Starring: Anna Faris, Colin Hanks, Emma Stone, Kat Dennings, Julia Lea Wolov, Hugh Hefner. Rated PG-13.
It would be easy, even tempting, to dismiss The House
Bunny as a formulaic retread, if not for
the irrepressible Anna Faris, whose turn as a former Playboy model unleashed on
a misfit sorority is nothing less than a revelation. Without her, the latest
from Adam Sandler’s Happy Madison production company might have seemed every
bit as pedestrian as lame-brained misfires like Strange Wilderness
The Benchwarmers. Instead, Faris, a fearless physical comedienne who
deserves a movie worthy of her talents, elevates the material with her
The House Bunny was
written by Karen McCullah Lutz and Kirsten Smith, the duo responsible for Legally
Blonde, and the similarities are striking.
Shelley (Faris) is a 27-year-old beauty who takes to the streets of Beverly
Hills after her unceremonious eviction from the Playboy mansion. Following an
uncomfortable run-in with the police that establishes her as someone possibly
too naïve (or sexually demented) to survive outside the surreal confines of
Hugh Hefner’s palace, she arrives on sorority row looking for a new support
system, preferably one with mixed drinks.
Shelley lands on her feet, more or less, as the housemother
to the Zeta Alpha Zeta sisterhood, a homely group of outcasts (including Rumer
Willis and Superbad’s Emma Stone) on the
verge of losing their charter and their home. Armed with a fistful of
Wonderbras and mascara-heavy makeover kits, Shelley transforms her
babes-in-waiting into a full-blown pinups, much to the chagrin of a rival
sorority whose Revenge of the Nerds-style
pranks set up an inevitable showdown.
From there, The House Bunny lovingly invokes all the usual college-comedy clichés en route to a
feel-good finale that’s no more far-fetched than anything else the movie has to
offer. The Zetas, once proud feminists turned superficial brats, learn to
balance Shelley’s Cosmo-inspired teachings with some true-to-themselves
individualism. And Shelley gets a brain (and a boy, played by Colin Hanks) to
complement her big heart.
The House Bunny is
agonizingly unfunny in the early going, but once it hits its stride, Faris
energetically wrings laughs from a so-so script tailor-made for her brand of
bubbly humor. Whether she’s channeling her inner Marilyn, as she does in a sly
parody of The Seven-Year
Itch’s signature scene, or dutifully
hurling herself into a series of acrobatic pratfalls, Faris proves an engaging

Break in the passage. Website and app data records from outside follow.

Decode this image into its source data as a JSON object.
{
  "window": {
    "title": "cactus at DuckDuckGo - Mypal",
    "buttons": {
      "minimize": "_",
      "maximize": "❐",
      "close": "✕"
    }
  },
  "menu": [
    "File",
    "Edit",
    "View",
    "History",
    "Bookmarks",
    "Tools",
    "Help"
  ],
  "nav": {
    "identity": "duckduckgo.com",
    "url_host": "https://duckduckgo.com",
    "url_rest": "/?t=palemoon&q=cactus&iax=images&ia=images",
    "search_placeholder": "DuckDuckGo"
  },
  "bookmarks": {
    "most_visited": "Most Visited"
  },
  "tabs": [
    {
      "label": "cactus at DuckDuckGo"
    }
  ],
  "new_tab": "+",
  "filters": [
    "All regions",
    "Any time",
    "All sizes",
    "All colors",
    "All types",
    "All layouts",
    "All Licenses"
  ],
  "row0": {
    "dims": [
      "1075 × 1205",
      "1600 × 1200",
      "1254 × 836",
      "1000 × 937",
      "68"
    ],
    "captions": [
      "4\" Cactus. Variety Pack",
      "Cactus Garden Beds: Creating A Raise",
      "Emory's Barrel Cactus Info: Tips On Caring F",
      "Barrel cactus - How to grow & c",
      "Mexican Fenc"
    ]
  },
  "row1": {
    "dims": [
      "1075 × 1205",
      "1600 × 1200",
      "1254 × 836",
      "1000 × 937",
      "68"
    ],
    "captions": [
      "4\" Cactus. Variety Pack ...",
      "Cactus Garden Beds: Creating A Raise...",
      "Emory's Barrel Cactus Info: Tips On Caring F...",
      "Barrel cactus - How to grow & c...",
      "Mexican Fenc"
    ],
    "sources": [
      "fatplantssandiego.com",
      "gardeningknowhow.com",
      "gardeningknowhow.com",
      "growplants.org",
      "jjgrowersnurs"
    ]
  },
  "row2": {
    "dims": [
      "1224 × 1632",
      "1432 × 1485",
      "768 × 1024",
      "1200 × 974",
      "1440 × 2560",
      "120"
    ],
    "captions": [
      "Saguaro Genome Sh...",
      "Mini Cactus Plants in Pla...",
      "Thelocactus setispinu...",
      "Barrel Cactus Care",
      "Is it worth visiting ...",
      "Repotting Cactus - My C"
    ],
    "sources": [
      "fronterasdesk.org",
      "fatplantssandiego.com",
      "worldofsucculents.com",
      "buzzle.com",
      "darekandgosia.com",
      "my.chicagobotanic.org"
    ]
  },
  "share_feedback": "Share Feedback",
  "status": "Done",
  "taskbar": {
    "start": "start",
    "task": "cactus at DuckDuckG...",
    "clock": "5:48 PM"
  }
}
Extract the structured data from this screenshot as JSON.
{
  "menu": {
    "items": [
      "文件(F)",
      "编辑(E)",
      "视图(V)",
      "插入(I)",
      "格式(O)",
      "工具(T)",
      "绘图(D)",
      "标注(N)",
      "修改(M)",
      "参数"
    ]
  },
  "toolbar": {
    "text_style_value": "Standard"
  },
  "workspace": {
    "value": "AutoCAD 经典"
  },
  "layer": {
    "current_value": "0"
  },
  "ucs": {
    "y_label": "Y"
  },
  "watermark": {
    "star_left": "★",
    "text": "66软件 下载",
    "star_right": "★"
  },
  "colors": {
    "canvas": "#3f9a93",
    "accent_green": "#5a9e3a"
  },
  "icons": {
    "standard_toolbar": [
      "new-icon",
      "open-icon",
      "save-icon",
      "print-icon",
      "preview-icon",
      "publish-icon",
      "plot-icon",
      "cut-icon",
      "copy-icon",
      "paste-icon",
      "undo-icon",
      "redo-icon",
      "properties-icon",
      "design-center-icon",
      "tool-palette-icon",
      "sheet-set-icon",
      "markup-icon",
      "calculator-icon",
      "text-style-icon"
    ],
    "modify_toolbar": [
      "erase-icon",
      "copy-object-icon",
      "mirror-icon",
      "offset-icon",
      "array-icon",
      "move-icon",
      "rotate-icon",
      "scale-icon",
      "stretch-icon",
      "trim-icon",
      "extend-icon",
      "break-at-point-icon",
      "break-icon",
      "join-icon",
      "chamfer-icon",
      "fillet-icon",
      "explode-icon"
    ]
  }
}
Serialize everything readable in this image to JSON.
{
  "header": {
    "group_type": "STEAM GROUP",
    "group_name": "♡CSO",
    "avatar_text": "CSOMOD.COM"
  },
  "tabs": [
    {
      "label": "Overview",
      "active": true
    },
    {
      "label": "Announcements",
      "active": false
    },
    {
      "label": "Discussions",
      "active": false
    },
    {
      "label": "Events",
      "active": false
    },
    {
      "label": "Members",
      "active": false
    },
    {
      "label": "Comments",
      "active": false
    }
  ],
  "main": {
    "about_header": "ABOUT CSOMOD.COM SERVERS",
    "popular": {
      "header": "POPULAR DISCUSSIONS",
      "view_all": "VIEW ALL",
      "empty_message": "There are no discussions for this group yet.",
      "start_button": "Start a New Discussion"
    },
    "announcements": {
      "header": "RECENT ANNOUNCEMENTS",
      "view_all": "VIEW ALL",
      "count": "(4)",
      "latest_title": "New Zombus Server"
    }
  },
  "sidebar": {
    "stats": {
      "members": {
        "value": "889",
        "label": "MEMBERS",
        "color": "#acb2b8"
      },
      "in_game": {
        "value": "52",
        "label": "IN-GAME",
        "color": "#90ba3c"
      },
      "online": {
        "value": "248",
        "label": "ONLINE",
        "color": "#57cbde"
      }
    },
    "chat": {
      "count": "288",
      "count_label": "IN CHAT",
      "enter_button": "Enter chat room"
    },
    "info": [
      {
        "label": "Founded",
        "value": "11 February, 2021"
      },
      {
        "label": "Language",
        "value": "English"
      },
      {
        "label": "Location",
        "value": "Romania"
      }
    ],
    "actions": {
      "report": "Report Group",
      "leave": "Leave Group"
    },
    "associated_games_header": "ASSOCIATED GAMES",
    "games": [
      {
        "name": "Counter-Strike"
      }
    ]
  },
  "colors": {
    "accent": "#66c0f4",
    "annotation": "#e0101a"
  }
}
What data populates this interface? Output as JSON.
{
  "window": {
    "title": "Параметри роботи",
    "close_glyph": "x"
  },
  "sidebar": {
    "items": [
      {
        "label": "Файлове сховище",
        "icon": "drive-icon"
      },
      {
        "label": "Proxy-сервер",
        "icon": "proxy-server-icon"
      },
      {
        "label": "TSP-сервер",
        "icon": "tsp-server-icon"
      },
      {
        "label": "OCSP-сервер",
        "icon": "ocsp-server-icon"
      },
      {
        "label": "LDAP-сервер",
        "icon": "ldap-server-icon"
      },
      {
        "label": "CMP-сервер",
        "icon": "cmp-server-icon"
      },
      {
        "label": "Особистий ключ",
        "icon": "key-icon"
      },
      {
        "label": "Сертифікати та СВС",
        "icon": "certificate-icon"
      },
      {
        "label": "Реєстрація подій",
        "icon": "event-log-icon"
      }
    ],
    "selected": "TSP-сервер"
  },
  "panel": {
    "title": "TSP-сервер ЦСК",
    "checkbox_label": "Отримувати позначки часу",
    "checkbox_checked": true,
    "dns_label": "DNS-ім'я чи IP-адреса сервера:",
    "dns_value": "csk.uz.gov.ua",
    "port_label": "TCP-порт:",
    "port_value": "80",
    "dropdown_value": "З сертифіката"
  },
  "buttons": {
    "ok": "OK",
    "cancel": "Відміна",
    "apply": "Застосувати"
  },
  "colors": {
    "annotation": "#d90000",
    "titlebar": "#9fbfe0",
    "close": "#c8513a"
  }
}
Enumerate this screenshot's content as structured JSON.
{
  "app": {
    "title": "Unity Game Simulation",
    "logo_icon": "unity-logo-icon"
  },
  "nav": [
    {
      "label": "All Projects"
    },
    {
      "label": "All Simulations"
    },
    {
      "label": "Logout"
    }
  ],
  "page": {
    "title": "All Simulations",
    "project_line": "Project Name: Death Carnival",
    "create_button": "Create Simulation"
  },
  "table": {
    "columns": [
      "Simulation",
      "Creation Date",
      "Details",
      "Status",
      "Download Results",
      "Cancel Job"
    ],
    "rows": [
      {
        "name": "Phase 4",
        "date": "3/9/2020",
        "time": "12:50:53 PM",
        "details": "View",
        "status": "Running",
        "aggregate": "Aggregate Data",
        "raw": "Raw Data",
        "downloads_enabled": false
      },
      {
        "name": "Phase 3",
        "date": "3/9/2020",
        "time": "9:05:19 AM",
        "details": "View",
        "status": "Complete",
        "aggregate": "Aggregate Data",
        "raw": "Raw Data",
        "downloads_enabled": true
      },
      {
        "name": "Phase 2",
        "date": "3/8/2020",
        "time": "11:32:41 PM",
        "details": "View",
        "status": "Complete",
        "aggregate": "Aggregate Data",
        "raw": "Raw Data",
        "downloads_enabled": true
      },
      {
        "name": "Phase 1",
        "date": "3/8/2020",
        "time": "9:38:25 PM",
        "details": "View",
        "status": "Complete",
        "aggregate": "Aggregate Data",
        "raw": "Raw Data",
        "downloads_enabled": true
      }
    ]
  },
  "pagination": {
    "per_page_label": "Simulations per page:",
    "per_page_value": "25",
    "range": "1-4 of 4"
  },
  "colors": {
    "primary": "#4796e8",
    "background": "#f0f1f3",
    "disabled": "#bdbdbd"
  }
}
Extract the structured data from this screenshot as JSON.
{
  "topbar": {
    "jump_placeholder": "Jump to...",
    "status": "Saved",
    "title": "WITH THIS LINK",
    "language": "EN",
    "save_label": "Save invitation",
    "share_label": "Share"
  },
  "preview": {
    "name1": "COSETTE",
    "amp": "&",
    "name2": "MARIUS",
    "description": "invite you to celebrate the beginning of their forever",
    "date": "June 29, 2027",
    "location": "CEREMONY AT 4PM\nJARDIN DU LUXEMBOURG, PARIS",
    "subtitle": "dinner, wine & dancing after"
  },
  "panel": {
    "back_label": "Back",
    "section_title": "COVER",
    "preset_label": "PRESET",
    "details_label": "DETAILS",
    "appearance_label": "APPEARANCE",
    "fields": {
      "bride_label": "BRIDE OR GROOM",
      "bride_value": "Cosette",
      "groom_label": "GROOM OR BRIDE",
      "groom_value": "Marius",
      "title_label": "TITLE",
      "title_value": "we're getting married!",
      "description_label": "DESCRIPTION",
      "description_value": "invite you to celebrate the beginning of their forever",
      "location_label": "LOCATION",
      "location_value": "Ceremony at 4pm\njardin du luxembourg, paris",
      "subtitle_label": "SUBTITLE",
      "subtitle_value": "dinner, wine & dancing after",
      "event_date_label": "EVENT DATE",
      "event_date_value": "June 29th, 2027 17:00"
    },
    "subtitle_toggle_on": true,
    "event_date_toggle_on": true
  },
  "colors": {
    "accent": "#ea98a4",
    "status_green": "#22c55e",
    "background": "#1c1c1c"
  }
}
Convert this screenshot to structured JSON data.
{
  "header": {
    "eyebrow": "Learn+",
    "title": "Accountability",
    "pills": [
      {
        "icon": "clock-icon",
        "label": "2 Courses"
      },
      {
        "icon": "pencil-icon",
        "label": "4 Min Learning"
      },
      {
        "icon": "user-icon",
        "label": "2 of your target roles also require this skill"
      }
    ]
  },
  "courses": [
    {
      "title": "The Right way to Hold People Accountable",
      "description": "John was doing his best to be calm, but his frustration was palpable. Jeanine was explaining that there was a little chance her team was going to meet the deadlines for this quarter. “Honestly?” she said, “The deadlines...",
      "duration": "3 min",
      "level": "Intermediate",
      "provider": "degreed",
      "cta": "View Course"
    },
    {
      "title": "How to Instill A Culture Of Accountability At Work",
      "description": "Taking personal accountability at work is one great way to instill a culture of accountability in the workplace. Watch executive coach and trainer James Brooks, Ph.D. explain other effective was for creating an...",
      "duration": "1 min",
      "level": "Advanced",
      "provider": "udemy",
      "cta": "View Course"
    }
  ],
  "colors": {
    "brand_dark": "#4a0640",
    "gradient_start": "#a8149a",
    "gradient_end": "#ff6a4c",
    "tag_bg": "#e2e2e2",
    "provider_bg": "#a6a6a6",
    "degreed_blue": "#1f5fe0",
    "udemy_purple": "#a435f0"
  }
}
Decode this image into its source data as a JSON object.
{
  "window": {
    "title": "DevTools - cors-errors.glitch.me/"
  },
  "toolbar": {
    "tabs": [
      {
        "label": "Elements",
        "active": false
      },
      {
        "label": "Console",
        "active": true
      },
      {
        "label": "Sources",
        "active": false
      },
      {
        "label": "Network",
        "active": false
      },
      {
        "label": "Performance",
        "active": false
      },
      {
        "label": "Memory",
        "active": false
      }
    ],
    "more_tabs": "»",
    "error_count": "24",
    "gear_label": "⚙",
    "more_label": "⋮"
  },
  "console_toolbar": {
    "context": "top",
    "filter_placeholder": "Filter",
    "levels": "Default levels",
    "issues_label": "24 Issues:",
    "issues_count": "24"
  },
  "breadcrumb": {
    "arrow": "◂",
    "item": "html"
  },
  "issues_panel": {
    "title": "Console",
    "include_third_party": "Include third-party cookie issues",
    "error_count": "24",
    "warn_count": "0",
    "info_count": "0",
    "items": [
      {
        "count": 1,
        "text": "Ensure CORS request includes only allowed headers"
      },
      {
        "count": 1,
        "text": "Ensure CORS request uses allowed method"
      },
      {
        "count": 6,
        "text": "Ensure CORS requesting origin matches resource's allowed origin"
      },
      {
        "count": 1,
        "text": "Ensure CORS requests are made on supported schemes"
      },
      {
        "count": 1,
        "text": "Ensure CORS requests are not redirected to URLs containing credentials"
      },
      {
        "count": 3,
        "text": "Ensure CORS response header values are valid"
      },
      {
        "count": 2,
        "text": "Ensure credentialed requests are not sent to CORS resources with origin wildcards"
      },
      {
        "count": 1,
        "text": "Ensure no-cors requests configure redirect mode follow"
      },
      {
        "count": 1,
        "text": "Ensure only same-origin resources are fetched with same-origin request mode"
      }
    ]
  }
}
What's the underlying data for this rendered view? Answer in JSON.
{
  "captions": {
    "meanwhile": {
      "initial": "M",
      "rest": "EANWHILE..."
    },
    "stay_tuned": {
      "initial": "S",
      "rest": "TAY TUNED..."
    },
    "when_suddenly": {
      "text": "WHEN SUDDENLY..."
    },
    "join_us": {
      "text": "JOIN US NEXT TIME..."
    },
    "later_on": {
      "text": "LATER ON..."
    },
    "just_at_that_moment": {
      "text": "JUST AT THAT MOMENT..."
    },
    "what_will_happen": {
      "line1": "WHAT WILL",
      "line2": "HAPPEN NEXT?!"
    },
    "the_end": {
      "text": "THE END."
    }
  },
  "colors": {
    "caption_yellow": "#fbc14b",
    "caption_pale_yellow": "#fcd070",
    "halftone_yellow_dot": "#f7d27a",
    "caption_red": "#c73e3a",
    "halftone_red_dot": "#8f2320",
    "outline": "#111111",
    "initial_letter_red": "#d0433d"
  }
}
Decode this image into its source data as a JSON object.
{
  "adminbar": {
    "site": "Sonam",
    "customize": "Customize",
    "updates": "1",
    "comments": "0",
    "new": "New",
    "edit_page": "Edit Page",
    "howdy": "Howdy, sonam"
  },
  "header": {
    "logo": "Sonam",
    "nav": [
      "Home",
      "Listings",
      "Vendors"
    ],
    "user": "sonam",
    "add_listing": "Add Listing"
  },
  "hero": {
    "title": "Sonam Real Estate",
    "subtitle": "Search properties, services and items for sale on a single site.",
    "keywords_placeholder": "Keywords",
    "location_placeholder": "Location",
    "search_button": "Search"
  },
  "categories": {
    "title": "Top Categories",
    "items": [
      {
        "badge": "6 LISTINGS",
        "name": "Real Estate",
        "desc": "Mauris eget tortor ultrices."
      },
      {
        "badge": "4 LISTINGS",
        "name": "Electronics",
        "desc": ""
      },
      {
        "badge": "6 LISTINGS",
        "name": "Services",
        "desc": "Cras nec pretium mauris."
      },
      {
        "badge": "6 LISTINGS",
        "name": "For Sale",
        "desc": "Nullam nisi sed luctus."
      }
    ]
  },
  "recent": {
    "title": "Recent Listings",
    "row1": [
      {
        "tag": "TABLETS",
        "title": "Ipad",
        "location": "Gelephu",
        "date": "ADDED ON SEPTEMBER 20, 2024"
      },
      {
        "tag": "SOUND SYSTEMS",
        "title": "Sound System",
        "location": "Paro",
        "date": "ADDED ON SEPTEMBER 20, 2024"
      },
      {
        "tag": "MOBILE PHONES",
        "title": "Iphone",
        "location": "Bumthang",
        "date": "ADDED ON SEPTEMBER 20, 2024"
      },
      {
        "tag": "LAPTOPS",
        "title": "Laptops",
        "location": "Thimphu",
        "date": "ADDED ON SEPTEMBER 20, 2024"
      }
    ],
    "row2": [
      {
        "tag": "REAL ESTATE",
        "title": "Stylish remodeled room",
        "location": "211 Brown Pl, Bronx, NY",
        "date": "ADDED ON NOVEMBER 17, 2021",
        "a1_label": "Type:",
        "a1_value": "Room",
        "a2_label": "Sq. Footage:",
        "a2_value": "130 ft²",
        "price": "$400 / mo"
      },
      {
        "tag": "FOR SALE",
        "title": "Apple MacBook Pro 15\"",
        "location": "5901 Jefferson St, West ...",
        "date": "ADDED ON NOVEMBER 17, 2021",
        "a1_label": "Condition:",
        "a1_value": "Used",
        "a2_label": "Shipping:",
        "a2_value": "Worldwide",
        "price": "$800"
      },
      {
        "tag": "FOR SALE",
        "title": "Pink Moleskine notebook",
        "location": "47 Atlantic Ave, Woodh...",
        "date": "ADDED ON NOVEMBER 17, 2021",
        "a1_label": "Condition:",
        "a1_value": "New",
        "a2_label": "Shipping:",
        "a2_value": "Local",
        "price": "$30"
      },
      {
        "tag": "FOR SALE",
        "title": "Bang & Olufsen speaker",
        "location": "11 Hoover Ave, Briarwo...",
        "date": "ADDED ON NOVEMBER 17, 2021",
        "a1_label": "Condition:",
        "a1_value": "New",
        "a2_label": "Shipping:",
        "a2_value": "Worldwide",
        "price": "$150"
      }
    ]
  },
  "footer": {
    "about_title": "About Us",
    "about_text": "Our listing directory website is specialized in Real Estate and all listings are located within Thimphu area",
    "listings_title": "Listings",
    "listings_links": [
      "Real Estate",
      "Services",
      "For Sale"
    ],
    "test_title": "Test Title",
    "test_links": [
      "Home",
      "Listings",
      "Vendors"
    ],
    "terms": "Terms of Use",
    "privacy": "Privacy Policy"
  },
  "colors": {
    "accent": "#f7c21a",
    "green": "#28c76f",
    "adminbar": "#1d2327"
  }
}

presence. Her ability to turn an otherwise mediocre exercise into a charming
farce may not earn her any awards, but it gives us something to look forward to
– namely, her next movie.